# [PROBLEM REQUIREMENTS]
Every record that follows should be written out again without any change.

Records from a data source

◆ ◆ ◆ ◆ ◆ ◆ ◆

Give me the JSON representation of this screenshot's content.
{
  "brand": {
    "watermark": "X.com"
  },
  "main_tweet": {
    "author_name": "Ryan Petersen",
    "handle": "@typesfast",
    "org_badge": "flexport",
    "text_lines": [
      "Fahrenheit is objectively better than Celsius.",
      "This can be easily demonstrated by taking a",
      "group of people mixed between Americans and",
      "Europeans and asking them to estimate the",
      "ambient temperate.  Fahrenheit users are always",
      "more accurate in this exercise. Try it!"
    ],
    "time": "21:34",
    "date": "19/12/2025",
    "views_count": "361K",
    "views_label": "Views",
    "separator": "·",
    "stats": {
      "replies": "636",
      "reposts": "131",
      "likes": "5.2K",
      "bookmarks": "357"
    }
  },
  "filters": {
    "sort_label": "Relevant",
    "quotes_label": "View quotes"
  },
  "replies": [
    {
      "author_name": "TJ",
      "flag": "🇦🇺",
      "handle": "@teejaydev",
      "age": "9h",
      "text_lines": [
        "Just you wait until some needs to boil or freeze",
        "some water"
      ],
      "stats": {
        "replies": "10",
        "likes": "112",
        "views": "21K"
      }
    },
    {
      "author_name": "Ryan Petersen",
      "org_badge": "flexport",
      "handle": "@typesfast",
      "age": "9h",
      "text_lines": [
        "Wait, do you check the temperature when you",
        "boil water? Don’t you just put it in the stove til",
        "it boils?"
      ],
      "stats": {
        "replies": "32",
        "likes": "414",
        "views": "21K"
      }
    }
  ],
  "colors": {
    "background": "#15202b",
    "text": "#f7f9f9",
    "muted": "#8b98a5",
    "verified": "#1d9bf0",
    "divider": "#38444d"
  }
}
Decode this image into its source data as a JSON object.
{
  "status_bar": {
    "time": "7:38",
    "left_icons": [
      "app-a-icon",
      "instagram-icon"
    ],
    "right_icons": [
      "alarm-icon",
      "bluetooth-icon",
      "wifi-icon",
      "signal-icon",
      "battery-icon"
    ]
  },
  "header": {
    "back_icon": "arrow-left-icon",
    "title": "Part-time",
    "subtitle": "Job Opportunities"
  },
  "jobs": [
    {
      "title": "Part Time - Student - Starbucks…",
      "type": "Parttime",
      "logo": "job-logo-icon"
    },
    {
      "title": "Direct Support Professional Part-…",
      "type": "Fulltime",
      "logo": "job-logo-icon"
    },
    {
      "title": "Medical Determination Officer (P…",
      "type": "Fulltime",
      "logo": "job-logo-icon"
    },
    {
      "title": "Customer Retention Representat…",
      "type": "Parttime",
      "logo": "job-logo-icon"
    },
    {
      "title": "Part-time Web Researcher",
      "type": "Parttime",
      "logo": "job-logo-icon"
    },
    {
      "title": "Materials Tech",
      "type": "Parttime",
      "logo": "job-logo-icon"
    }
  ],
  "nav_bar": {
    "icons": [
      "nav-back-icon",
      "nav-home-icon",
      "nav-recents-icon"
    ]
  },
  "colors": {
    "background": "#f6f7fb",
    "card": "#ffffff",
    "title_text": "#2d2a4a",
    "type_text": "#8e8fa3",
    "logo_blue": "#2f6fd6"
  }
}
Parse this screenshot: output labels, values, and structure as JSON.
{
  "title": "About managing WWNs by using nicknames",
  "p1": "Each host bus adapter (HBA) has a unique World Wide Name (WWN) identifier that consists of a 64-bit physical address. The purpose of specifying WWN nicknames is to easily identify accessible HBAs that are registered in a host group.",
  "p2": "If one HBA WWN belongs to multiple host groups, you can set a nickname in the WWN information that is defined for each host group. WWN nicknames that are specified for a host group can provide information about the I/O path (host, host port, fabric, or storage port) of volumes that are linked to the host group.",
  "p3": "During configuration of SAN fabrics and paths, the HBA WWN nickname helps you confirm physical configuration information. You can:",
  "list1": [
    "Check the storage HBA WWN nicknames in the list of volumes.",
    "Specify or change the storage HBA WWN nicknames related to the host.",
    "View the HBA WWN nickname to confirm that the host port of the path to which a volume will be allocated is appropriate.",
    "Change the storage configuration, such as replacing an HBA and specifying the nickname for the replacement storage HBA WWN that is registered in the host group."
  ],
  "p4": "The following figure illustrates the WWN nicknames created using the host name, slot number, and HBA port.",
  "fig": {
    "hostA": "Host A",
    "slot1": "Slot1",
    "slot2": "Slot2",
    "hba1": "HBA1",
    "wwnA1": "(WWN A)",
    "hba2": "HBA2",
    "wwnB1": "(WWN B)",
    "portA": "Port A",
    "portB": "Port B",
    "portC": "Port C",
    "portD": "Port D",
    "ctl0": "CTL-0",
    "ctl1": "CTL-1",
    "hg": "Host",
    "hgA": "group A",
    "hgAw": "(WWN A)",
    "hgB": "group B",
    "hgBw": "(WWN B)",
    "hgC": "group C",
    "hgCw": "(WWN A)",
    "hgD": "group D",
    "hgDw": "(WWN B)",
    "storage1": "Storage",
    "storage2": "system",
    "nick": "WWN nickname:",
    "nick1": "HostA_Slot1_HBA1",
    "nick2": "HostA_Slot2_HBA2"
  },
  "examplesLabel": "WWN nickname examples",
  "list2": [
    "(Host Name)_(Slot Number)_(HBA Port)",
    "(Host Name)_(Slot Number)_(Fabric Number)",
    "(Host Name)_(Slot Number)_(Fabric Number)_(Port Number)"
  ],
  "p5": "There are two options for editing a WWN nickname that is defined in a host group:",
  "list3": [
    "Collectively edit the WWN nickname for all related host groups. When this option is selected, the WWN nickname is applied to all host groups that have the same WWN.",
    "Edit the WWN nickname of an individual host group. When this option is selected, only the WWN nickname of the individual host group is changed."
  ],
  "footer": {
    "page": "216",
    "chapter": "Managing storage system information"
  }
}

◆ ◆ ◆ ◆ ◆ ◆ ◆

# [ANSWER TO THE PROBLEM]
Give me the JSON representation of this screenshot's content.
{
  "brand": {
    "watermark": "X.com"
  },
  "main_tweet": {
    "author_name": "Ryan Petersen",
    "handle": "@typesfast",
    "org_badge": "flexport",
    "text_lines": [
      "Fahrenheit is objectively better than Celsius.",
      "This can be easily demonstrated by taking a",
      "group of people mixed between Americans and",
      "Europeans and asking them to estimate the",
      "ambient temperate.  Fahrenheit users are always",
      "more accurate in this exercise. Try it!"
    ],
    "time": "21:34",
    "date": "19/12/2025",
    "views_count": "361K",
    "views_label": "Views",
    "separator": "·",
    "stats": {
      "replies": "636",
      "reposts": "131",
      "likes": "5.2K",
      "bookmarks": "357"
    }
  },
  "filters": {
    "sort_label": "Relevant",
    "quotes_label": "View quotes"
  },
  "replies": [
    {
      "author_name": "TJ",
      "flag": "🇦🇺",
      "handle": "@teejaydev",
      "age": "9h",
      "text_lines": [
        "Just you wait until some needs to boil or freeze",
        "some water"
      ],
      "stats": {
        "replies": "10",
        "likes": "112",
        "views": "21K"
      }
    },
    {
      "author_name": "Ryan Petersen",
      "org_badge": "flexport",
      "handle": "@typesfast",
      "age": "9h",
      "text_lines": [
        "Wait, do you check the temperature when you",
        "boil water? Don’t you just put it in the stove til",
        "it boils?"
      ],
      "stats": {
        "replies": "32",
        "likes": "414",
        "views": "21K"
      }
    }
  ],
  "colors": {
    "background": "#15202b",
    "text": "#f7f9f9",
    "muted": "#8b98a5",
    "verified": "#1d9bf0",
    "divider": "#38444d"
  }
}
Decode this image into its source data as a JSON object.
{
  "status_bar": {
    "time": "7:38",
    "left_icons": [
      "app-a-icon",
      "instagram-icon"
    ],
    "right_icons": [
      "alarm-icon",
      "bluetooth-icon",
      "wifi-icon",
      "signal-icon",
      "battery-icon"
    ]
  },
  "header": {
    "back_icon": "arrow-left-icon",
    "title": "Part-time",
    "subtitle": "Job Opportunities"
  },
  "jobs": [
    {
      "title": "Part Time - Student - Starbucks…",
      "type": "Parttime",
      "logo": "job-logo-icon"
    },
    {
      "title": "Direct Support Professional Part-…",
      "type": "Fulltime",
      "logo": "job-logo-icon"
    },
    {
      "title": "Medical Determination Officer (P…",
      "type": "Fulltime",
      "logo": "job-logo-icon"
    },
    {
      "title": "Customer Retention Representat…",
      "type": "Parttime",
      "logo": "job-logo-icon"
    },
    {
      "title": "Part-time Web Researcher",
      "type": "Parttime",
      "logo": "job-logo-icon"
    },
    {
      "title": "Materials Tech",
      "type": "Parttime",
      "logo": "job-logo-icon"
    }
  ],
  "nav_bar": {
    "icons": [
      "nav-back-icon",
      "nav-home-icon",
      "nav-recents-icon"
    ]
  },
  "colors": {
    "background": "#f6f7fb",
    "card": "#ffffff",
    "title_text": "#2d2a4a",
    "type_text": "#8e8fa3",
    "logo_blue": "#2f6fd6"
  }
}
Parse this screenshot: output labels, values, and structure as JSON.
{
  "title": "About managing WWNs by using nicknames",
  "p1": "Each host bus adapter (HBA) has a unique World Wide Name (WWN) identifier that consists of a 64-bit physical address. The purpose of specifying WWN nicknames is to easily identify accessible HBAs that are registered in a host group.",
  "p2": "If one HBA WWN belongs to multiple host groups, you can set a nickname in the WWN information that is defined for each host group. WWN nicknames that are specified for a host group can provide information about the I/O path (host, host port, fabric, or storage port) of volumes that are linked to the host group.",
  "p3": "During configuration of SAN fabrics and paths, the HBA WWN nickname helps you confirm physical configuration information. You can:",
  "list1": [
    "Check the storage HBA WWN nicknames in the list of volumes.",
    "Specify or change the storage HBA WWN nicknames related to the host.",
    "View the HBA WWN nickname to confirm that the host port of the path to which a volume will be allocated is appropriate.",
    "Change the storage configuration, such as replacing an HBA and specifying the nickname for the replacement storage HBA WWN that is registered in the host group."
  ],
  "p4": "The following figure illustrates the WWN nicknames created using the host name, slot number, and HBA port.",
  "fig": {
    "hostA": "Host A",
    "slot1": "Slot1",
    "slot2": "Slot2",
    "hba1": "HBA1",
    "wwnA1": "(WWN A)",
    "hba2": "HBA2",
    "wwnB1": "(WWN B)",
    "portA": "Port A",
    "portB": "Port B",
    "portC": "Port C",
    "portD": "Port D",
    "ctl0": "CTL-0",
    "ctl1": "CTL-1",
    "hg": "Host",
    "hgA": "group A",
    "hgAw": "(WWN A)",
    "hgB": "group B",
    "hgBw": "(WWN B)",
    "hgC": "group C",
    "hgCw": "(WWN A)",
    "hgD": "group D",
    "hgDw": "(WWN B)",
    "storage1": "Storage",
    "storage2": "system",
    "nick": "WWN nickname:",
    "nick1": "HostA_Slot1_HBA1",
    "nick2": "HostA_Slot2_HBA2"
  },
  "examplesLabel": "WWN nickname examples",
  "list2": [
    "(Host Name)_(Slot Number)_(HBA Port)",
    "(Host Name)_(Slot Number)_(Fabric Number)",
    "(Host Name)_(Slot Number)_(Fabric Number)_(Port Number)"
  ],
  "p5": "There are two options for editing a WWN nickname that is defined in a host group:",
  "list3": [
    "Collectively edit the WWN nickname for all related host groups. When this option is selected, the WWN nickname is applied to all host groups that have the same WWN.",
    "Edit the WWN nickname of an individual host group. When this option is selected, only the WWN nickname of the individual host group is changed."
  ],
  "footer": {
    "page": "216",
    "chapter": "Managing storage system information"
  }
}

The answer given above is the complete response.